*Component data from apps and pages*
□ □ □ □ □ □ □

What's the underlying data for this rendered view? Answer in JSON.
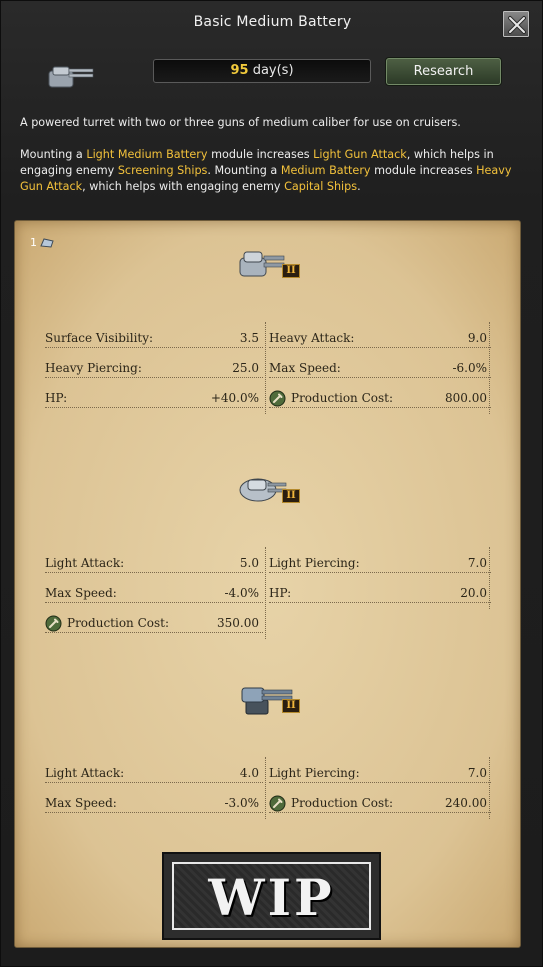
{
  "window": {
    "title": "Basic Medium Battery",
    "days_value": "95",
    "days_unit": " day(s)",
    "research_label": "Research"
  },
  "description": {
    "line1": "A powered turret with two or three guns of medium caliber for use on cruisers.",
    "p2": [
      {
        "t": "Mounting a ",
        "h": false
      },
      {
        "t": "Light Medium Battery",
        "h": true
      },
      {
        "t": " module increases ",
        "h": false
      },
      {
        "t": "Light Gun Attack",
        "h": true
      },
      {
        "t": ", which helps in engaging enemy ",
        "h": false
      },
      {
        "t": "Screening Ships",
        "h": true
      },
      {
        "t": ". Mounting a ",
        "h": false
      },
      {
        "t": "Medium Battery",
        "h": true
      },
      {
        "t": " module increases ",
        "h": false
      },
      {
        "t": "Heavy Gun Attack",
        "h": true
      },
      {
        "t": ", which helps with engaging enemy ",
        "h": false
      },
      {
        "t": "Capital Ships",
        "h": true
      },
      {
        "t": ".",
        "h": false
      }
    ]
  },
  "badge_count": "1",
  "modules": [
    {
      "icon": "heavy-turret-icon",
      "tier": "II",
      "stats_left": [
        {
          "label": "Surface Visibility:",
          "value": "3.5"
        },
        {
          "label": "Heavy Piercing:",
          "value": "25.0"
        },
        {
          "label": "HP:",
          "value": "+40.0%"
        }
      ],
      "stats_right": [
        {
          "label": "Heavy Attack:",
          "value": "9.0"
        },
        {
          "label": "Max Speed:",
          "value": "-6.0%"
        },
        {
          "label": "Production Cost:",
          "value": "800.00",
          "cost": true
        }
      ]
    },
    {
      "icon": "medium-turret-icon",
      "tier": "II",
      "stats_left": [
        {
          "label": "Light Attack:",
          "value": "5.0"
        },
        {
          "label": "Max Speed:",
          "value": "-4.0%"
        },
        {
          "label": "Production Cost:",
          "value": "350.00",
          "cost": true
        }
      ],
      "stats_right": [
        {
          "label": "Light Piercing:",
          "value": "7.0"
        },
        {
          "label": "HP:",
          "value": "20.0"
        }
      ]
    },
    {
      "icon": "light-turret-icon",
      "tier": "II",
      "stats_left": [
        {
          "label": "Light Attack:",
          "value": "4.0"
        },
        {
          "label": "Max Speed:",
          "value": "-3.0%"
        }
      ],
      "stats_right": [
        {
          "label": "Light Piercing:",
          "value": "7.0"
        },
        {
          "label": "Production Cost:",
          "value": "240.00",
          "cost": true
        }
      ]
    }
  ],
  "wip_label": "WIP",
  "colors": {
    "highlight": "#f2c13b",
    "days": "#f0c93c",
    "research": "#3b4b34",
    "parchment": "#dcc394"
  }
}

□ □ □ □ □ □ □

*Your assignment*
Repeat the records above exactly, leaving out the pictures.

*Written solution*
What's the underlying data for this rendered view? Answer in JSON.
{
  "window": {
    "title": "Basic Medium Battery",
    "days_value": "95",
    "days_unit": " day(s)",
    "research_label": "Research"
  },
  "description": {
    "line1": "A powered turret with two or three guns of medium caliber for use on cruisers.",
    "p2": [
      {
        "t": "Mounting a ",
        "h": false
      },
      {
        "t": "Light Medium Battery",
        "h": true
      },
      {
        "t": " module increases ",
        "h": false
      },
      {
        "t": "Light Gun Attack",
        "h": true
      },
      {
        "t": ", which helps in engaging enemy ",
        "h": false
      },
      {
        "t": "Screening Ships",
        "h": true
      },
      {
        "t": ". Mounting a ",
        "h": false
      },
      {
        "t": "Medium Battery",
        "h": true
      },
      {
        "t": " module increases ",
        "h": false
      },
      {
        "t": "Heavy Gun Attack",
        "h": true
      },
      {
        "t": ", which helps with engaging enemy ",
        "h": false
      },
      {
        "t": "Capital Ships",
        "h": true
      },
      {
        "t": ".",
        "h": false
      }
    ]
  },
  "badge_count": "1",
  "modules": [
    {
      "icon": "heavy-turret-icon",
      "tier": "II",
      "stats_left": [
        {
          "label": "Surface Visibility:",
          "value": "3.5"
        },
        {
          "label": "Heavy Piercing:",
          "value": "25.0"
        },
        {
          "label": "HP:",
          "value": "+40.0%"
        }
      ],
      "stats_right": [
        {
          "label": "Heavy Attack:",
          "value": "9.0"
        },
        {
          "label": "Max Speed:",
          "value": "-6.0%"
        },
        {
          "label": "Production Cost:",
          "value": "800.00",
          "cost": true
        }
      ]
    },
    {
      "icon": "medium-turret-icon",
      "tier": "II",
      "stats_left": [
        {
          "label": "Light Attack:",
          "value": "5.0"
        },
        {
          "label": "Max Speed:",
          "value": "-4.0%"
        },
        {
          "label": "Production Cost:",
          "value": "350.00",
          "cost": true
        }
      ],
      "stats_right": [
        {
          "label": "Light Piercing:",
          "value": "7.0"
        },
        {
          "label": "HP:",
          "value": "20.0"
        }
      ]
    },
    {
      "icon": "light-turret-icon",
      "tier": "II",
      "stats_left": [
        {
          "label": "Light Attack:",
          "value": "4.0"
        },
        {
          "label": "Max Speed:",
          "value": "-3.0%"
        }
      ],
      "stats_right": [
        {
          "label": "Light Piercing:",
          "value": "7.0"
        },
        {
          "label": "Production Cost:",
          "value": "240.00",
          "cost": true
        }
      ]
    }
  ],
  "wip_label": "WIP",
  "colors": {
    "highlight": "#f2c13b",
    "days": "#f0c93c",
    "research": "#3b4b34",
    "parchment": "#dcc394"
  }
}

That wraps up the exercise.